russellmcormond at gmail.com
Fri Sep 9 16:06:29 EDT 2011
On Fri, Sep 9, 2011 at 12:24 PM, Scott Elcomb <psema4 at gmail.com> wrote:
> I for one am not looking forward to the next ~3.85 years.
While I share your frustration about the inevitability of the attack
on our property rights (non-owner locks on our hardware,
anti-interoperability locks on content that drive people to non-owner
locked hardware), I have to add my commentary on the "3.85 years"
While we continue to have an ally with Charlie Angus, I'm not even
convinced we can continue to believe we have allies with the NDP as a
whole. I suspect some people will be surprised what is said by other
NDP MPs who will be in whatever committee "studies" the bill.
We no longer have to worry about the Bloc, and our worst opposition
in the past parliament such as Dan McTeague (Liberal) no longer have
This is an issue where we have a lot of work to educate the public
and politicians. I still disagree that it is a partisan issue. When
the Conservatives formed government in 2006 I started to focus on "IT
property rights". I still believe that if enough Conservatives

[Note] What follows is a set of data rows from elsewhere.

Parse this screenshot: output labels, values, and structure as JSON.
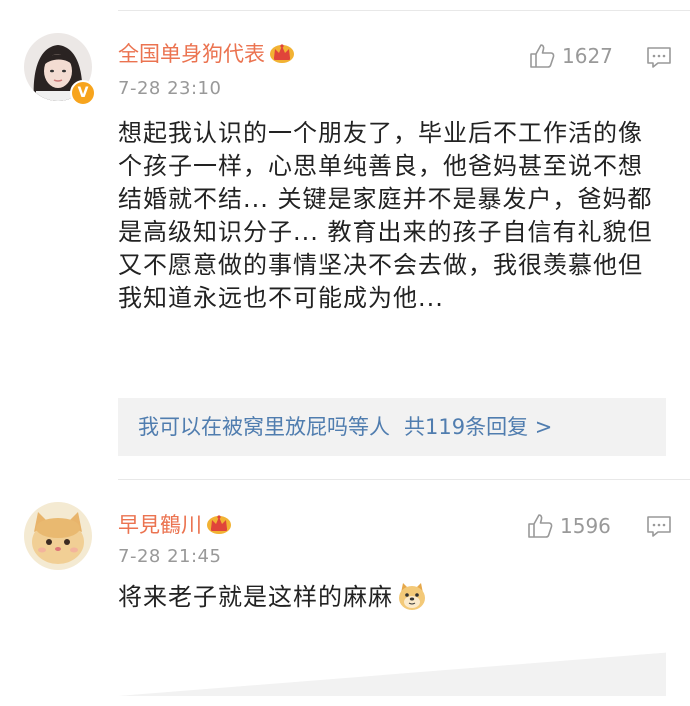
{
  "comments": [
    {
      "username": "全国单身狗代表",
      "timestamp": "7-28 23:10",
      "likes": "1627",
      "body": "想起我认识的一个朋友了，毕业后不工作活的像个孩子一样，心思单纯善良，他爸妈甚至说不想结婚就不结... 关键是家庭并不是暴发户，爸妈都是高级知识分子... 教育出来的孩子自信有礼貌但又不愿意做的事情坚决不会去做，我很羡慕他但我知道永远也不可能成为他...",
      "reply_preview": "我可以在被窝里放屁吗等人",
      "reply_count": "共119条回复 >"
    },
    {
      "username": "早見鶴川",
      "timestamp": "7-28 21:45",
      "likes": "1596",
      "body": "将来老子就是这样的麻麻"
    }
  ],
  "colors": {
    "username": "#eb7350",
    "link": "#507daf",
    "meta": "#999999",
    "reply_bg": "#f2f2f2"
  },
  "icons": [
    "crown-badge-icon",
    "verified-badge-icon",
    "like-thumb-icon",
    "comment-reply-icon",
    "doge-emoji-icon"
  ]
}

understood that there were 4 owners implicated by these bills, not
only one, that their own historical respect for property rights would
lead them to oppose non-owner locks as much as we do.
Yes, Wikileaks documented how the current government is blindly
listening to US lobbiests (including those in the US government) more
than is healthy, but I don't really believe this is a radical change
from what the Chretien or Martin Liberals were doing. It was a great
day for technology owners when Sheila Copps wasn't allowed by the
Martin Liberals to run in her historical riding after a boundary
redraw, and then again when her apprentice Sam Bulte lost her seat in
We need to remember that this misunderstanding of the nature of
software and digital locks is a problem that goes back to the early
1990's, and is not a "Harper Government" issue.
I for one will not just be waiting patiently until the next
election, believing that a change in government would change
directions on this policy. This is something that requires ongoing
education if we are to fix how governments regulate technology. This
fix may turn out to be easier to accomplish under a Conservative
BTW: Not to be partisan, but I blame political organizations like
Apple and Adobe for these policies far more than I do the
Conservative, Liberal or other such organizations. We can't get
technical people to stop "voting" for Apple by buying their
policy+hardware, so how can we expect less technologically literate
Canadians to understand these issues?
Russell McOrmond, Internet Consultant: <http://www.flora.ca/>
Please help us tell the Canadian Parliament to protect our property
rights as owners of Information Technology. Sign the petition!
"The government, lobbied by legacy copyright holders and hardware
manufacturers, can pry my camcorder, computer, home theatre, or
portable media player from my cold dead hands!"
More information about the Discuss